The Devastator #8: “Crossovers”
By Various Writers and Artists
Edited by Geoffrey Golden and Amanda Meadows
People love crossovers. That’s not news, but I’ve never stopped and wondered why that is. What exactly is so cool about someone from Universe X running into someone from Universe Y? Or even people from different corners of the same universe meeting each other? And why do some crossovers work really well when others are so disappointing? The most recent issue of the humor anthology The Devastator explores crossovers in a way that’s of course funny, but also helps me understand what makes a great one, and why.
Devastator #8 features comics and pin-ups by a lot of great artists, as well as short stories, essays, infographics and epic poetry. On one level, it’s fun simply to read through and giggle at Box Brown’s Punisher/New Yorker mash-up or spot the references in Jim Rugg’s cover. But the more I read, the more I realized that The Devastator was scratching a crossover itch in a way that’s more satisfying than most of the actual crossovers it’s parodying.
AdHouse Books publisher Chris Pitzer announced on the company’s blog that he’s shutting down AdDistro, his distribution effort to make comics from small publishers and self-publishers available for purchase through AdHouse proper. Pitzer kicked off AdDistro two years ago.
“Basically, I started AdDistro with the thought that I was bringing hard-to-find bibliogoodness to the people,” Pitzer said in his post. “Times have a-changed, and now the once hard-to-find beautiful things are a little easier to obtain.”
Through AdDistro, Pitzer has distributed comics from Nobrow Press, Bernie Mireault, Thomas Herpich, Koyama Press, Revival House Press, Malachi Ward and Benjamin Marra.” While there was once a pond that kept Nobrow from us, now you can get their stuff from Consortium. While I was once the go-to place for Koyamaness, I am proud to point you Secret Acres way. Others have joined forces with others, and honestly, it was a lot of work, at least for lil’ ol’ AdCasa,” Pitzer said. “Adding Thomas Herpich and Bernie Mireault at the end was the proverbial icings on the cake.”

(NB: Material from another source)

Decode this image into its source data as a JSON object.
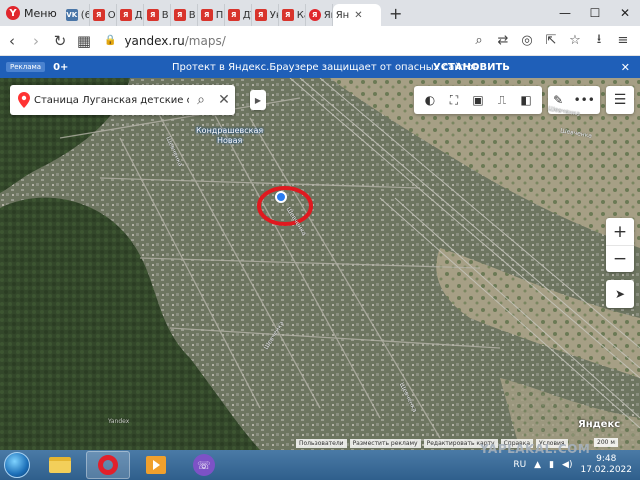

AdHouse still has several of the AdDistro books available on their site, so if you’d like to get your hands on them in one big swoop, head on over there and stock up.
Some cool comics just got a lot easier to get your hands on. Chris Pitzer of AdHouse Books — the stalwart and stunningly designed publishing imprint behind the likes of Jim Rugg & Brian Maruca’s Afrodisiac, Josh Cotter’s Skyscrapers of the Midwest and Driven by Lemons, James Jean’s Process Recess art books, and Pulphope: The Art of Paul Pope — today announced the creation of AdDistro, a new distribution effort that will make comics from small publishers and self-publishers available for purchase through AdHouse proper. The first three additions to the roster are London-based Nobrow Press, Canada’s Koyama Press, and creator Malachi Ward. Pitzer’s got quite an eye for quality, so if you’ve enjoyed AdHouse offerings in the past, I’m sure these newcomers are well worth a look. Might I suggest starting with Michael DeForge’s excellent, award-winning Lose series from Koyama?